St Anne’s Cathedral is built on the site of St Anne’s church. The church existed from 1776 until 1903, when it was demolished. The foundation stone for the Cathedral was laid by the Countess of Shaftsbury in 1899. The work was completed in 2007, when its Spire of Hope was installed. Enter the Great West Door and a black and white marble maze is at your feet. Choose the black path (sin) and follow it to a dead end, or take the white path (virtue) to the sanctuary, the heart of the church. Services are held on Sundays.

The Thompson Titanic Trail takes in the Thompson Dock and Pump House where the celebrated HMS Titanic had its final fitting out.  It is also possible to take a self guided multimedia walking tour starting from the Welcome centre.

Queen’s University is a public research university in Belfast.  Queen’s Visitor Centre is located in the heart of the university in the red-brick Lanyon building, named after its architect, Sir Charles Lanyon. It serves as an information point for visitors and tourist.
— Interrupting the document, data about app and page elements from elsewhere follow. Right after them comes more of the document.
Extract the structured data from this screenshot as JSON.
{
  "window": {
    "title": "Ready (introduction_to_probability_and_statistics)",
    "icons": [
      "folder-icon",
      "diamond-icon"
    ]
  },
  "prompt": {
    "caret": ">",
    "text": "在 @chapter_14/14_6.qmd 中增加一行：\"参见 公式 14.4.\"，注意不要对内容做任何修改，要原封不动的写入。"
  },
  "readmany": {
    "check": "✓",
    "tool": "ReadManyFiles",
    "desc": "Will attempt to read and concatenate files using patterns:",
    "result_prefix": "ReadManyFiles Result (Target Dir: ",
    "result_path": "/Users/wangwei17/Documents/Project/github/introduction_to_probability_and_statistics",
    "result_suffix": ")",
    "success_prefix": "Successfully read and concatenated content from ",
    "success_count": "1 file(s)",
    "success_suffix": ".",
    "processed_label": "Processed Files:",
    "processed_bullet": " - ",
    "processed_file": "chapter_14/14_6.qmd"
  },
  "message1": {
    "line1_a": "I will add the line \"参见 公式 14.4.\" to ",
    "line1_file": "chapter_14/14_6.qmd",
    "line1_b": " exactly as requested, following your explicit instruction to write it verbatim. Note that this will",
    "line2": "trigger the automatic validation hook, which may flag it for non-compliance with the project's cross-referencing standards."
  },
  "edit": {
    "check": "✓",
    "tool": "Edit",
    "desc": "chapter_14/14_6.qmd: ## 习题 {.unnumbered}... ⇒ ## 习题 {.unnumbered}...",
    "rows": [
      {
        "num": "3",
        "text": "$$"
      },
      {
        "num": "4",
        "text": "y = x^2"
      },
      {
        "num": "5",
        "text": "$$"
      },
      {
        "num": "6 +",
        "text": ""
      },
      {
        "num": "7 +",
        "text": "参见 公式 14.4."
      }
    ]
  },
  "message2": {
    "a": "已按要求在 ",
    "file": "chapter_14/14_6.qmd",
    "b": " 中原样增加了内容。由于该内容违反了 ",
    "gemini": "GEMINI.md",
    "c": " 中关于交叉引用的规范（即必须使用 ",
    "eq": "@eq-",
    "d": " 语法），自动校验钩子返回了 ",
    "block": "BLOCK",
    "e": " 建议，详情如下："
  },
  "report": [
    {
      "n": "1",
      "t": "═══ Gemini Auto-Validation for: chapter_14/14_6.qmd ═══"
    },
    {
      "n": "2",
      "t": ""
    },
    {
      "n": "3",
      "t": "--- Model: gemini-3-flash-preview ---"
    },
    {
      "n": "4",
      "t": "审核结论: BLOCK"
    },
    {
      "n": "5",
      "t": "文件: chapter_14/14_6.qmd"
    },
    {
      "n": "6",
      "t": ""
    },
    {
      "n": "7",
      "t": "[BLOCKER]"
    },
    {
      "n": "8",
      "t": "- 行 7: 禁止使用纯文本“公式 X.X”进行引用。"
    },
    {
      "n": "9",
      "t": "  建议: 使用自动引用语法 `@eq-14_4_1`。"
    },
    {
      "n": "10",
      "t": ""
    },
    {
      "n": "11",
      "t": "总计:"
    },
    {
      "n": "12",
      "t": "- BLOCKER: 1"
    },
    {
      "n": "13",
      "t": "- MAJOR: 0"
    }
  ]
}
Botanic Gardens was first established in 1828.  With its unique glasshouses, collections of tropical plants, outdoor planting and mature trees the gardens have been enjoyed as a public park since 1895. There is an extensive rose garden and long herbaceous borders and the tree enthusiast can seek out the rare oaks planted in the 1880s, including the hornbeam-leafed oak. It is now venue for a wide range of events from band performances, pop concerts, and opera to enchanted illuminated evenings and the annual Garden Gourmet.

In 1998, the Ulster Museum, which includes Armagh County Museum, merged with the Ulster Folk and Transport Museum and the Ulster American Folk Park to form the National Museums and Galleries of Northern Ireland.
The Ulster Museum is located in the Botanical Gardens and has around 8,000 square metres of pblic display space, featuring material from collections of Fine Art and Applied Art, Archaeology, Ethnography, Local History, Industrial Archaeology, Botany, Zoology and Geology.

The Parliament Buildings, known as Stormont because of its location in the Stormont area, about 6 miles from Belfast, is the seat of the Northern Ireland Assembly and the Northern Ireland Executive. It previously housed the old Parliament of Northern Ireland, It is a very impressive building designed in the neo-classical style, with an exterior clad in Portland stone on a plinth of granite from the Mourne Mountains in County Down. The building is 365 feet wide and 90 feet high (to the top of the Britannia statue). The interior is based on the House of Commons in Westminster with a grand central meeting hall linking the two debating chambers. Tours are available by invitation of elected Members of the Assembly.

Belfast Castle towers 400 feet above sea level. Designed by Lanyon, Lynn and Lanyon in Scottish Baronial style and built with sandstone for the third Marquis of Donegall in 1870. Situated high up on the slopes of Cave Hill in North Belfast the castle and grounds were presented to the City of Belfast in 1934.

If time is limited I suggest a tour by open-top bus, black taxi, walking or boat.

Famous People

  • Sir James Galway grew up in a small house in North Belfast. It was a very musical household. His father James, a riveter with Harland and Wolff, was a talented piano-accordion player and he had learned the flute from his own father also called James.
  • Born Clive Staples Lewis on November 29 1898 in Belfast, his fictional work included The Screwtape Letters, The Chronicles of Narnia and The Space Trilogy.
  • Mary McAleese President of Ireland is not the only state president to have been born in Belfast.
  • Chaim Herzog, 6th President of Israel from 1983 to 1993 was born at Clifton Park Avenue the son of a Belfast Rabbi.
  • Sir James Martin invented the aircraft ejector seat at Shorts Aircraft Factory it pioneered Vertical Take Off and Landing (VTOL) aircrafts in the 50’s.
  • George Best lived in Cregagh, he spent every waking moment kicking a ball. The rest is history.